◆ **Task description**: Copy out each line of the material in which the word "subtitle" can be found.

◆ **Provided entries**:
□ □ □ □

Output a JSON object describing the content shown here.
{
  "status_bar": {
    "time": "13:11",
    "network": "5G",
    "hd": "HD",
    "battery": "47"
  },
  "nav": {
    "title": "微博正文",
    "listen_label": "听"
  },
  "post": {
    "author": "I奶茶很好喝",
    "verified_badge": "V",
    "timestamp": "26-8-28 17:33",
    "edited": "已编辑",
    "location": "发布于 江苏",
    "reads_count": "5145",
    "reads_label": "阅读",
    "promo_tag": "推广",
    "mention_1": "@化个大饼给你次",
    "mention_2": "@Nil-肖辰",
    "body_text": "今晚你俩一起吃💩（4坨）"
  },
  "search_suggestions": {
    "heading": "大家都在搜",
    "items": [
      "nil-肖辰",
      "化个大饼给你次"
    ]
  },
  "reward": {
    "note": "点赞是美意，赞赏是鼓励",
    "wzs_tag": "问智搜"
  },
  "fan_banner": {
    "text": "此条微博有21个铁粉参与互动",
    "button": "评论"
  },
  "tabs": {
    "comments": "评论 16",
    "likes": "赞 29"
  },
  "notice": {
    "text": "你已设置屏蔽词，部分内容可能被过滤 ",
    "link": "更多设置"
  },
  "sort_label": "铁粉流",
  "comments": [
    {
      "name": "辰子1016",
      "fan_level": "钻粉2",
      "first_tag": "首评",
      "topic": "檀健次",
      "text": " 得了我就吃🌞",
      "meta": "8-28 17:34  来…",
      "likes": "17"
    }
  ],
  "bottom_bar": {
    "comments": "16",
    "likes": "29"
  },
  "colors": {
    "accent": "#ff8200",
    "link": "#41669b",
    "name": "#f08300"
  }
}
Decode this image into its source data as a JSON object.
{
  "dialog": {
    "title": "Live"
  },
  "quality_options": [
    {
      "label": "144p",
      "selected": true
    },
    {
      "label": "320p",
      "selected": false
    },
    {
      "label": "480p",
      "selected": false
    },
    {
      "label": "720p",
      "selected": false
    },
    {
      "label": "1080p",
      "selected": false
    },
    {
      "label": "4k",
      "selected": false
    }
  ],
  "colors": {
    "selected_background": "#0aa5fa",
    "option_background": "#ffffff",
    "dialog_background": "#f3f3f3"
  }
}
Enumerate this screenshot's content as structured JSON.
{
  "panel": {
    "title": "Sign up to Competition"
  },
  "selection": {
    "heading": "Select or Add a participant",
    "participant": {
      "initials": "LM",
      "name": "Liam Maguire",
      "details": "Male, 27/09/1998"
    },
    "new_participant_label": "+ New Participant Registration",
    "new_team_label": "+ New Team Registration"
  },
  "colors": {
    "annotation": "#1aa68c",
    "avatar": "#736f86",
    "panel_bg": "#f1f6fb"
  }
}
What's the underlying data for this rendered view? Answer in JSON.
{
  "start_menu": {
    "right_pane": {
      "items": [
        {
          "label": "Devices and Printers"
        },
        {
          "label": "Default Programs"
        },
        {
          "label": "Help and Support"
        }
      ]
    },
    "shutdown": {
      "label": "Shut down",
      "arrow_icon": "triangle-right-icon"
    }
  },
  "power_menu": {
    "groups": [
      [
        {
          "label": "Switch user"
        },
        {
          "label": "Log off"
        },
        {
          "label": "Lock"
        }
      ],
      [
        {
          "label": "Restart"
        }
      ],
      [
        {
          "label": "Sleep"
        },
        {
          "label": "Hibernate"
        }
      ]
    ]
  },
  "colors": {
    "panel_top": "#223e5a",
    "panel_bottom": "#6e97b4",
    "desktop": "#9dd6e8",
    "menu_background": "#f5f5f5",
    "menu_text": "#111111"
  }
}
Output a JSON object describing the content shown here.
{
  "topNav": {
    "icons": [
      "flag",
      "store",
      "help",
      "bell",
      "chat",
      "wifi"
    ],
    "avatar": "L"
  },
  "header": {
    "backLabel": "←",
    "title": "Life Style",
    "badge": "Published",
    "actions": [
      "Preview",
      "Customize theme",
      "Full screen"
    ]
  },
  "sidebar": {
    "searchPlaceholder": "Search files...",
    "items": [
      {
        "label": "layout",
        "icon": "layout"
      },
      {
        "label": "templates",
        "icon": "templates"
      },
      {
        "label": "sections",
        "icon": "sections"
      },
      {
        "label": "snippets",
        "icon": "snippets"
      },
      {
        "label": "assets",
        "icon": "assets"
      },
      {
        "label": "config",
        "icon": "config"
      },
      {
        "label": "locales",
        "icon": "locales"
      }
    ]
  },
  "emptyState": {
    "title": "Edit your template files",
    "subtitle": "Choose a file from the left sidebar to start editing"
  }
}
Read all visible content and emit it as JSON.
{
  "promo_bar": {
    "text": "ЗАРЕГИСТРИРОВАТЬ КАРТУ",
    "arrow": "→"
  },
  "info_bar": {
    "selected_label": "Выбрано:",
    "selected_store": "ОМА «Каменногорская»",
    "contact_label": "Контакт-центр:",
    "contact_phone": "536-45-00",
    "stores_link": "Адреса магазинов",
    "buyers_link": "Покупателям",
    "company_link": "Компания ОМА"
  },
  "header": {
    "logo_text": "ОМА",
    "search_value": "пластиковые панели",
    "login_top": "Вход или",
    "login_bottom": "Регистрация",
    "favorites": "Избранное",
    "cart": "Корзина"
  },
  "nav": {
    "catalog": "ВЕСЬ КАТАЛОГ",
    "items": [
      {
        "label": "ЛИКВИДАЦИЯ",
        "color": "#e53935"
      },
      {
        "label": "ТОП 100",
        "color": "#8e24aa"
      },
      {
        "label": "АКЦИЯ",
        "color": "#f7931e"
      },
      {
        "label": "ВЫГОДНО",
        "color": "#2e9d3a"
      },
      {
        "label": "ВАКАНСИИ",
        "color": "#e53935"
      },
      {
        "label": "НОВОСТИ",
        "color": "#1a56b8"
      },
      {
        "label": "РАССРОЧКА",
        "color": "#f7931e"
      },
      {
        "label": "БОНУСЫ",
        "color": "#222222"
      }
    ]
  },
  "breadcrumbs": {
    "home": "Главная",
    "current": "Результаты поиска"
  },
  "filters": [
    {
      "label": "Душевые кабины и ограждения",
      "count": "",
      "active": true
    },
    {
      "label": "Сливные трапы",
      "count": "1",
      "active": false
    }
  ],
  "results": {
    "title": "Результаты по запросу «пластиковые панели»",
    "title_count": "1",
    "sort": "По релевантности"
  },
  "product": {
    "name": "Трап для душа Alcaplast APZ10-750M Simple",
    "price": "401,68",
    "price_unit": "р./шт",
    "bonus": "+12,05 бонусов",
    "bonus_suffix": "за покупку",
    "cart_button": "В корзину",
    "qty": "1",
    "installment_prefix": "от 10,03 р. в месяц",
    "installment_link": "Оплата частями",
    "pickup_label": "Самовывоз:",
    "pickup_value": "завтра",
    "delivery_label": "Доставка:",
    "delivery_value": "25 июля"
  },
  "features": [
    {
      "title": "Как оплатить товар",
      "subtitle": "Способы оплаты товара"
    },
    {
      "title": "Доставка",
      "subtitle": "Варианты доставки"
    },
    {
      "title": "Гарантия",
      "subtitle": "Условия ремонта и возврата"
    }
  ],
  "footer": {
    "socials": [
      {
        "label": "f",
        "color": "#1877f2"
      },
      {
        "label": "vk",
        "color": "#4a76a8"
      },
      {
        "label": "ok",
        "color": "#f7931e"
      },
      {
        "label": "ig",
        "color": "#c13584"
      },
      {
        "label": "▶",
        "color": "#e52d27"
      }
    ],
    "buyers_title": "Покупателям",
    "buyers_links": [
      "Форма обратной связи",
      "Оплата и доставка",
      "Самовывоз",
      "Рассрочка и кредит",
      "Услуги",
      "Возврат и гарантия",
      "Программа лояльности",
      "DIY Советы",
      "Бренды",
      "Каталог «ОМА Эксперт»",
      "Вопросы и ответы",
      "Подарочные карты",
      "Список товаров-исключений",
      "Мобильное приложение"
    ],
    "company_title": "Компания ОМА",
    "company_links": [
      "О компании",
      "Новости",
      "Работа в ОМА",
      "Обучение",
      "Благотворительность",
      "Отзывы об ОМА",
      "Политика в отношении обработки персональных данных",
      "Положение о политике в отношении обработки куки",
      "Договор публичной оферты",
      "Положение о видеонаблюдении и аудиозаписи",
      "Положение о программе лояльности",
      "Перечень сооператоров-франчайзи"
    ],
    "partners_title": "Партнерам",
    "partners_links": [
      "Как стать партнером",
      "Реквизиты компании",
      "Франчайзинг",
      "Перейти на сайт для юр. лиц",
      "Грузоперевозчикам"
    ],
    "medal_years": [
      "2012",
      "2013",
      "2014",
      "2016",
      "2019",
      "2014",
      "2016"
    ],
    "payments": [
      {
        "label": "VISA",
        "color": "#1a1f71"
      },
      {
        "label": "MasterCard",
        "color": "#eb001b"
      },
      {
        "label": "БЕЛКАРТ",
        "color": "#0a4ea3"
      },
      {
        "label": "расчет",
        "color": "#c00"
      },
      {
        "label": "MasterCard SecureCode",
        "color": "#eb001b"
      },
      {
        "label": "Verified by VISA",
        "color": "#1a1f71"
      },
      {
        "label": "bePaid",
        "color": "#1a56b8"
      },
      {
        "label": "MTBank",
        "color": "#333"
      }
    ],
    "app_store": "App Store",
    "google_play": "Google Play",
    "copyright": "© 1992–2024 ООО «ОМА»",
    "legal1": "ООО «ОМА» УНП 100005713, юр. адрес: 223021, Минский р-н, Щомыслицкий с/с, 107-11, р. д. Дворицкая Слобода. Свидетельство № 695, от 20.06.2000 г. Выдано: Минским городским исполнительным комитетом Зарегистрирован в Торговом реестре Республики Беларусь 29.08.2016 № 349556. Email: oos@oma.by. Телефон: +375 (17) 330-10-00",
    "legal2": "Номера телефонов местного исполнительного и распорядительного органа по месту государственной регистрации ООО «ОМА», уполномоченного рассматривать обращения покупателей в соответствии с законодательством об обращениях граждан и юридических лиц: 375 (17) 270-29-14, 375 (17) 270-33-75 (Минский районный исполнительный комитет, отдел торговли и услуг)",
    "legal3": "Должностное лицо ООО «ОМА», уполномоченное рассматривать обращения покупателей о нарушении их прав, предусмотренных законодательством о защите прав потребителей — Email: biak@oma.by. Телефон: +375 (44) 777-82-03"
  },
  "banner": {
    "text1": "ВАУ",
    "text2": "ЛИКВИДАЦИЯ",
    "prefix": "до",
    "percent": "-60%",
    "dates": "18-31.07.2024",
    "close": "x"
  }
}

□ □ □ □

◆ **Solution for this problem**:
    "subtitle": "Choose a file from the left sidebar to start editing"
      "subtitle": "Способы оплаты товара"
      "subtitle": "Варианты доставки"
      "subtitle": "Условия ремонта и возврата"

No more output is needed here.